Typically, you use long edit boxes for comments or descriptions, or you configure the long edit box as a rich text editor.

See Setting Options Properties.

Radio Button

Adds a small, round button that represents one value for a control with multiple defined values. Add radio buttons in groups. A user can select only one radio button in a group at one time, like station buttons on a radio—hence the name. Use radio buttons to enable selection of one out of two possible choices. If you have three or more choices, use a drop-down list box.


Adds a predefined, presized group of controls, such as address controls, that are defined in a separate subpage definition. During design time, you add only the subpage control to represent all of the controls in the subpage. You maintain those controls in only one place, the subpage definition. At runtime, you see all of the controls that are defined in the subpage on the page.

Use function and data processing controls to provide a mechanism for running commands and to maintain levels of information on a page.

Field or Control



Adds an area where you can write your own HTML. With other controls, the PeopleSoft system automatically generates the HTML code and then inserts the HTML code into the dynamically generated code at runtime.

See Using HTML Areas.


The dynamic tree control is a deprecated feature. Use PeopleCode with the HTML area to create a hierarchical tree.

Push Button/Hyperlink

Adds a push button or link that represents an internal or external link, PeopleCode command, process through PeopleSoft Process Scheduler, prompt action, scroll action, secondary page, or toolbar action. You can specify whether the control appears as a traditional push button or as a link (highlighted, underlined text).

Secondary Page

Adds an invisible control that associates a secondary page with the primary page. You then associate the secondary page with a command push button, link, or a pop-up menu. Secondary pages gather or display supplemental information that is related to the data in a primary page but less frequently referenced or updated. Secondary pages are displayed using the DoModal and DoModalComponent PeopleCode functions.

See Using Secondary Pages.

See DoModal.

Scroll Area
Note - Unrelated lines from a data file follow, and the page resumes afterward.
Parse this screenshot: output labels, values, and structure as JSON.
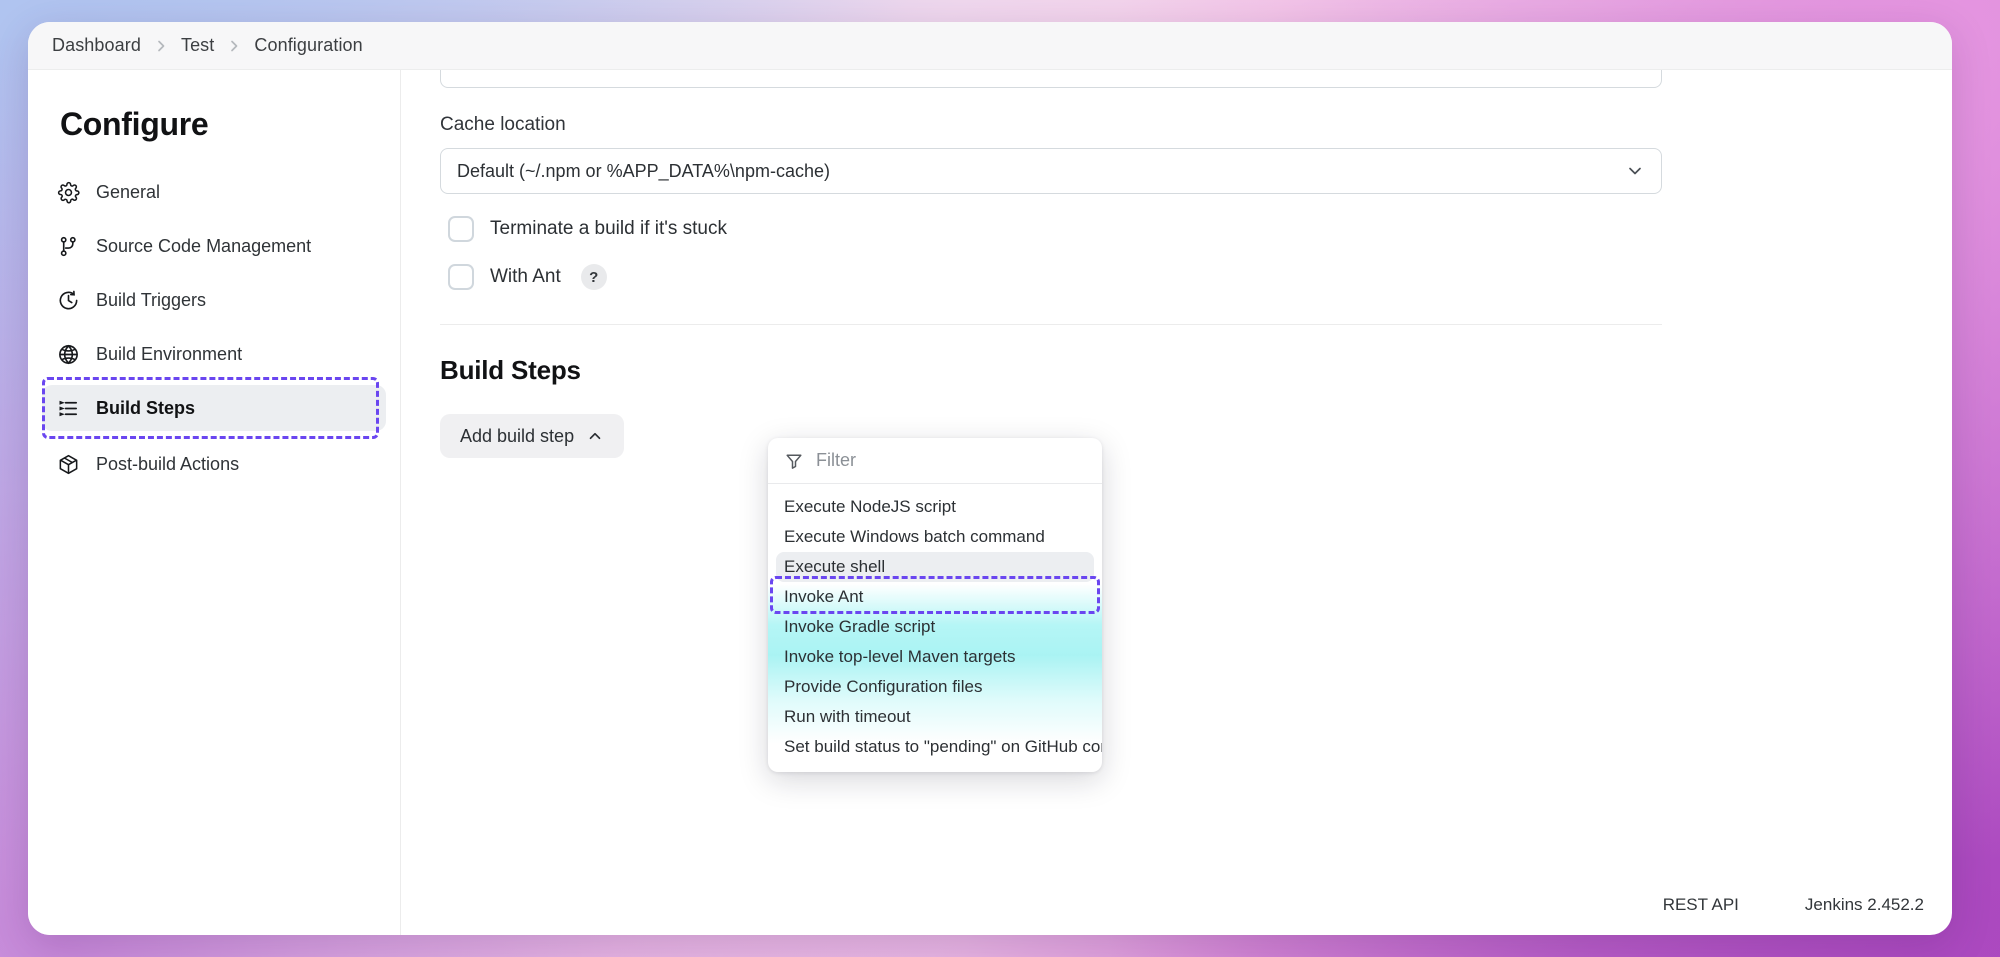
{
  "breadcrumb": {
    "items": [
      {
        "label": "Dashboard"
      },
      {
        "label": "Test"
      },
      {
        "label": "Configuration"
      }
    ]
  },
  "sidebar": {
    "title": "Configure",
    "items": [
      {
        "label": "General",
        "icon": "gear-icon"
      },
      {
        "label": "Source Code Management",
        "icon": "branch-icon"
      },
      {
        "label": "Build Triggers",
        "icon": "clock-icon"
      },
      {
        "label": "Build Environment",
        "icon": "globe-icon"
      },
      {
        "label": "Build Steps",
        "icon": "list-icon",
        "active": true,
        "highlighted": true
      },
      {
        "label": "Post-build Actions",
        "icon": "package-icon"
      }
    ]
  },
  "main": {
    "cache": {
      "label": "Cache location",
      "value": "Default (~/.npm or %APP_DATA%\\npm-cache)",
      "chevron": "chevron-down-icon"
    },
    "checkboxes": [
      {
        "label": "Terminate a build if it's stuck",
        "checked": false,
        "help": null
      },
      {
        "label": "With Ant",
        "checked": false,
        "help": "?"
      }
    ],
    "build_steps": {
      "title": "Build Steps",
      "add_button": {
        "label": "Add build step",
        "chevron": "chevron-up-icon"
      }
    }
  },
  "dropdown": {
    "filter": {
      "placeholder": "Filter",
      "value": "",
      "icon": "filter-icon"
    },
    "items": [
      {
        "label": "Execute NodeJS script"
      },
      {
        "label": "Execute Windows batch command"
      },
      {
        "label": "Execute shell",
        "selected": true,
        "highlighted": true
      },
      {
        "label": "Invoke Ant"
      },
      {
        "label": "Invoke Gradle script"
      },
      {
        "label": "Invoke top-level Maven targets"
      },
      {
        "label": "Provide Configuration files"
      },
      {
        "label": "Run with timeout"
      },
      {
        "label": "Set build status to \"pending\" on GitHub commit"
      }
    ]
  },
  "footer": {
    "rest_api": "REST API",
    "version": "Jenkins 2.452.2"
  },
  "colors": {
    "highlight_outline": "#6a46f0",
    "selected_bg": "#eceef1",
    "wash": "#76ecec"
  }
}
Provides an easy way for you to group or repeat multiple fields of data in a defined area. Like a grid, users can easily navigate through the rows using links and buttons in a navigation bar, and they can add or delete rows using push buttons. These features are automatically placed in the navigation bar. The navigation bar also provides several other settings, such as a Find feature that enables the user to search all fields and rows for specific data and a View All option so that the user can see all rows of data at once.

You can place the fields in the scroll area randomly, one on top of the other, or side by side. Unlike a grid, you are not limited to the type of controls that you can place in a scroll area. You can even place a grid inside a scroll area.

Scroll Bar

Like the scroll area, scroll bars contain push buttons and links for navigation, but not in the form of navigation bars. Developers must manually position all navigation items.

Like grids and scroll areas, the actual scroll control that you see in PeopleSoft Application Designer when working with scroll bars in page definitions does not appear at runtime. Instead, the scroll bar control has scroll action buttons to replace the visual rendering of the scroll bar as push buttons and links on the web.


Adds a grid, which looks and behaves like a spreadsheet that is embedded in a page. It has column headings and cells and uses push buttons, links, and tabs to navigate through the data. It is similar to a scroll area on a page. Each row in the grid corresponds to a set of controls in a scroll occurrence. Navigation links and push buttons replace the actual visual scroll bar, and add and delete push buttons enable a user to insert and delete rows. Use instead of a single-level scroll area or scroll bar to manage multi-row sets of data.